Sometimes a few of these (hobby) oddities will trickle through in a group of more widely known, more commercially viable species. And occasionally, they find themselves in the hands of some really sharp retailers who understand the (hobby) scarcity of the fish and their value to a hobbyist. Some "chromatically-challenged" fishes sometimes even eventually become hobby "staples!"
And that's what's fun, to me. You never know what might make it through!
It's no secret that I've been obsessing forever about the small, relatively nondescript characin, Elachocharax pulcher. Part of one of my fave families, Crenuchidae, these are little, darter-like fishes that are common and abundant in the litter banks of Amazonia in South America, yet virtually unknown to the hobby.
They obviously would work really well in the leaf-litter beds that we're somewhat fond of replicating in our own aquariums, and would no doubt be popular within our tiny community of enthusiasts.
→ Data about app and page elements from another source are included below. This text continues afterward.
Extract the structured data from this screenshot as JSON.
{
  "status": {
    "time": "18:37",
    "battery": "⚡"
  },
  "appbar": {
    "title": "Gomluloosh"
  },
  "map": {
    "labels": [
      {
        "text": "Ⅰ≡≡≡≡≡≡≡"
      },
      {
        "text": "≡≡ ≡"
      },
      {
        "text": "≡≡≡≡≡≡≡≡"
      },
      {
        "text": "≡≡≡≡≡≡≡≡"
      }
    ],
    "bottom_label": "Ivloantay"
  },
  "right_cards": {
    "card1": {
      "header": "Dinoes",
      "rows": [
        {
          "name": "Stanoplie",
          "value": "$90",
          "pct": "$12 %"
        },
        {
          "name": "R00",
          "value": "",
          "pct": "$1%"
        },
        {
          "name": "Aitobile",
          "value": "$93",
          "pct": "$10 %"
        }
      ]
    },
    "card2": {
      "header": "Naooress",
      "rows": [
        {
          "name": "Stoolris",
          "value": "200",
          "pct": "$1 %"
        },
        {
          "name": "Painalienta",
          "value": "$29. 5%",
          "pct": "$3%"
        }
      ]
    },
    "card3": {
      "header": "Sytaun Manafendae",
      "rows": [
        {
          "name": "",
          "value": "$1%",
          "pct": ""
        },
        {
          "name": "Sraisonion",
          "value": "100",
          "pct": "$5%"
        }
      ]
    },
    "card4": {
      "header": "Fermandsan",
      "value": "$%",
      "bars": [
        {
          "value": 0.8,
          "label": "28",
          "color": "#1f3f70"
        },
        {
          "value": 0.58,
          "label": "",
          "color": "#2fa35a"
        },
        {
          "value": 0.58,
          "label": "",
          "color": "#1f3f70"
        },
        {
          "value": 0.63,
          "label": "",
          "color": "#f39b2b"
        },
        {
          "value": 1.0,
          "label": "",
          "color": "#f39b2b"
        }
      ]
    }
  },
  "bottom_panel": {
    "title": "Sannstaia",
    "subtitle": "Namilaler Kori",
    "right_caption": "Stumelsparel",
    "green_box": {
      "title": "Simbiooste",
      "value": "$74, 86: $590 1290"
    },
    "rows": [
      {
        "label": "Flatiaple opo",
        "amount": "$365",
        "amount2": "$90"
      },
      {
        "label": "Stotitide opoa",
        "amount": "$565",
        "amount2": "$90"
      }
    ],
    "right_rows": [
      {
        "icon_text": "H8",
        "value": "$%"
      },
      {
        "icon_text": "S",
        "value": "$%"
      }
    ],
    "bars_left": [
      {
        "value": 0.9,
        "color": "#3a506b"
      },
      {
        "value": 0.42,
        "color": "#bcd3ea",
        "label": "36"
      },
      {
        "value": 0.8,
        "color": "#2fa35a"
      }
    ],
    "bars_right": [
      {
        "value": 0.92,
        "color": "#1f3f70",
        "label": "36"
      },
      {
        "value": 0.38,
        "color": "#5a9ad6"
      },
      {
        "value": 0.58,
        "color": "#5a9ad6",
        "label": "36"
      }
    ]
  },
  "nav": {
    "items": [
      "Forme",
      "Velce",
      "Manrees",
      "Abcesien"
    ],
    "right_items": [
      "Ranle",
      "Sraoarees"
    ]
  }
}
They're cool enough that even hobbyists who have never heard of or seen them could be enticed to keep some if they were actually available!
Of course, I have no illusion that us 1% of the 5% of tropical fish enthusiasts who make up the segment of biotope-oriented characin lovers who keep leaf litter aquariums would even show up as an economically viable segment worth catering to by collectors. However, what if a few of these cool fish got through...and what IF some capable hobbyists were able to breed them?
Not only would success with obscure species like this release us from our reliance on chance collection/importation of them, it could permanently satisfy a demand- regardless of how tiny- for this cool little fish in the hobby! And, most important, it could conceivably prevent any sort of demand to continue to remove them from the wild.
It's that "what if?" that keeps a lot of us dreaming!
A very selfish and kind of a fantasy-like, almost blissfully ignorant point of view, I suppose- but fun to think about, right? I can imagine if I polled a group of you, there would be many fishes (from different families of course) just like my little friend, Elachocharax pulcher, which would be treasured by a tiny group, and preserved for future generations to enjoy. And you'd be stoked to devote a tiny section of your fish room to the propagation of one of these "aspirational fishes", right?
So, we keep an eye out on wholesale stock lists and in vendor's and dealer's tanks, hoping, waiting, and watching. They may not be with us in the hobby right now- for any number of reasons, but these "aspirational fishes" are what keep a lot of us going in the hobby...They're always on our minds.
What's your dream fish, and when will it show up?
Keep looking. Stay alert. Stay enthused.
And Stay Wet.